We're in the middle of the controlled burning season here - and that means today the air is thick with smoke. While I understand the rationale behind these burns - it gets rid of the build up of flammable material in the forests so decreasing the risks of severe bushfires, many of our native plants have evolved to need fire to grow and, of course, in many ways controlled burns are not unlike the 60,000 or so years of fire stick farming by our indigenous people which was brought to a halt following European settlement - there are consequences.

Those of us affected by smoke (it's pretty grim to be asthmatic for instance) struggle when dense smoke fills the air as it is this morning. The advice is to stay inside and keep doors and windows closed - and at least these days we do receive warnings in the news bulletins. When I was younger this didn't happen and you'd wake coughing and wheezing in a smoke filled house. Shutting up the house is all well and good but smoke seeps in no matter how careful you are and it's not always feasible to stay shut inside, is it. For one thing people have to go to work, don't they, and for some that means being outside all day. Then there is the inevitable death and injury to wildlife which is heart breaking.

Some folk are perturbed by fact that CO2 is released by burning. After all we're used to seeing reports of the clearing by burning taking place in various parts of the world (the Amazon rain forests are of particular concern) with the effect this is having on climate change. This is not quite the same thing, though. The clearing of the rain forest is just that. The forest is destroyed. These burns certainly release CO2 but it's far less than a wild fire would produce and, if done properly, there's no loss of human life or damage to property and the forest is not destroyed. Yes, sometimes they do get out of hand - fortunately infrequently - and now we farm instead of relying on hunting so creating fresh vegetation for prey species and safe ways to travel no longer applies but that said, on balance it seems regular burning like this does more good than harm.

Do I enjoy the thought of animals being caught up in these fires? Of course not. Do I enjoy having to spend days shut in the house wheezing and coughing? No, I do not. Do we need to find other ways to manage our forest? Probably in the long term we do. All these things disturb me but as things are at the moment I don't see an alternative. If climate change continues at the rate it is the prospect of severe bushfires will only increase and I live in a dry country already very prone to such disasters. We have to do what we can to prevent them - and this is one method. Yes, we definitely need more research into alternatives but in the mean time we can only do what we can and controlled burns are one way we cope.


Jo said...

I cannot imagine having to live through all that smoke, particularly if you have any kind of respiratory disease.

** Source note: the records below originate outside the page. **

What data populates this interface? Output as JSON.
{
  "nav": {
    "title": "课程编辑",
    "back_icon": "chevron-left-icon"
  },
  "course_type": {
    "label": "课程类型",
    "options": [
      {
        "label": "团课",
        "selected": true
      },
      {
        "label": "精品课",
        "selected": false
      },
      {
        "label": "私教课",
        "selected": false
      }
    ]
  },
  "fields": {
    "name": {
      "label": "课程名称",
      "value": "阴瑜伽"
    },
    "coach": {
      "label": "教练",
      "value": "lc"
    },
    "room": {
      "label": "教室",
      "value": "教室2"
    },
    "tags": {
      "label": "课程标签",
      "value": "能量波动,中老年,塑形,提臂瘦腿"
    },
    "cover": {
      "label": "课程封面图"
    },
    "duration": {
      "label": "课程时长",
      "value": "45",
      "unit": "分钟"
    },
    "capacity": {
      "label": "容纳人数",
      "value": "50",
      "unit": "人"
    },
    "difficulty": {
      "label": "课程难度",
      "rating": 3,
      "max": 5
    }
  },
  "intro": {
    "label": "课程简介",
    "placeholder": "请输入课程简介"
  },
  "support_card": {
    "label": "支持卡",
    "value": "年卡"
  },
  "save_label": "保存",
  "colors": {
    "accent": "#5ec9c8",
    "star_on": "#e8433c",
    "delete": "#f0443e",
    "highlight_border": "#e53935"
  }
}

I see the benefits, I also see the problems as you do. Insoluble at the moment!

Helen V. said...
This comment has been removed by the author.
Helen V. said...

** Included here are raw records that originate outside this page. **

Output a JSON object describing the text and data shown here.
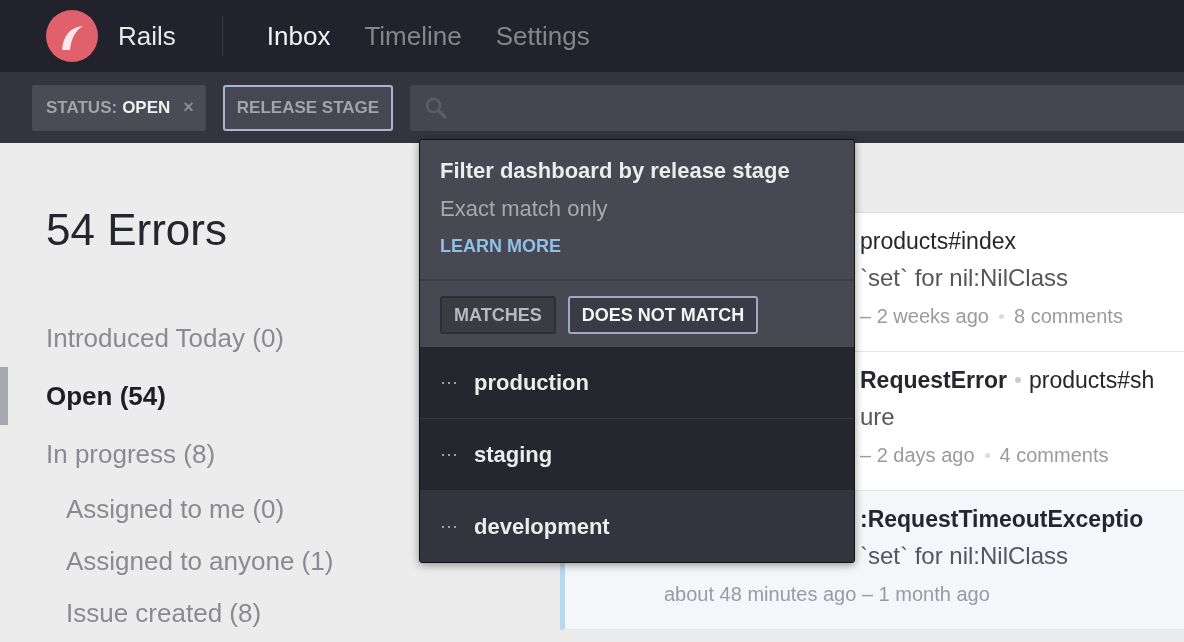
{
  "nav": {
    "brand": "Rails",
    "tabs": [
      {
        "label": "Inbox",
        "selected": true
      },
      {
        "label": "Timeline",
        "selected": false
      },
      {
        "label": "Settings",
        "selected": false
      }
    ]
  },
  "filter_bar": {
    "status_chip": {
      "label": "STATUS:",
      "value": "OPEN",
      "remove": "×"
    },
    "release_stage_button": {
      "label": "RELEASE STAGE",
      "active": true
    }
  },
  "popup": {
    "title": "Filter dashboard by release stage",
    "subtitle": "Exact match only",
    "link": "LEARN MORE",
    "match_buttons": [
      {
        "label": "MATCHES",
        "selected": false
      },
      {
        "label": "DOES NOT MATCH",
        "selected": true
      }
    ],
    "stages": [
      {
        "dots": "···",
        "name": "production",
        "highlighted": true
      },
      {
        "dots": "···",
        "name": "staging",
        "highlighted": true
      },
      {
        "dots": "···",
        "name": "development",
        "highlighted": false
      }
    ]
  },
  "sidebar": {
    "heading": "54 Errors",
    "items": [
      {
        "label": "Introduced Today (0)",
        "selected": false
      },
      {
        "label": "Open (54)",
        "selected": true
      },
      {
        "label": "In progress (8)",
        "selected": false,
        "children": [
          {
            "label": "Assigned to me (0)",
            "selected": false
          },
          {
            "label": "Assigned to anyone (1)",
            "selected": false
          },
          {
            "label": "Issue created (8)",
            "selected": false
          }
        ]
      }
    ]
  },
  "errors": [
    {
      "title": [
        {
          "text": "products#index",
          "bold": false
        }
      ],
      "message": "`set` for nil:NilClass",
      "meta": [
        "– 2 weeks ago",
        "8 comments"
      ],
      "marked": false
    },
    {
      "title": [
        {
          "text": "RequestError",
          "bold": true
        },
        {
          "text": "products#sh",
          "bold": false
        }
      ],
      "message": "ure",
      "meta": [
        "– 2 days ago",
        "4 comments"
      ],
      "marked": false
    },
    {
      "title": [
        {
          "text": ":RequestTimeoutExceptio",
          "bold": true
        }
      ],
      "message": "`set` for nil:NilClass",
      "meta": [
        "about 48 minutes ago – 1 month ago"
      ],
      "marked": true
    }
  ]
}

My asthma is relatively mild, Jo, but my neighbour is a severe asthmatic and this is a dreadful time of year for her.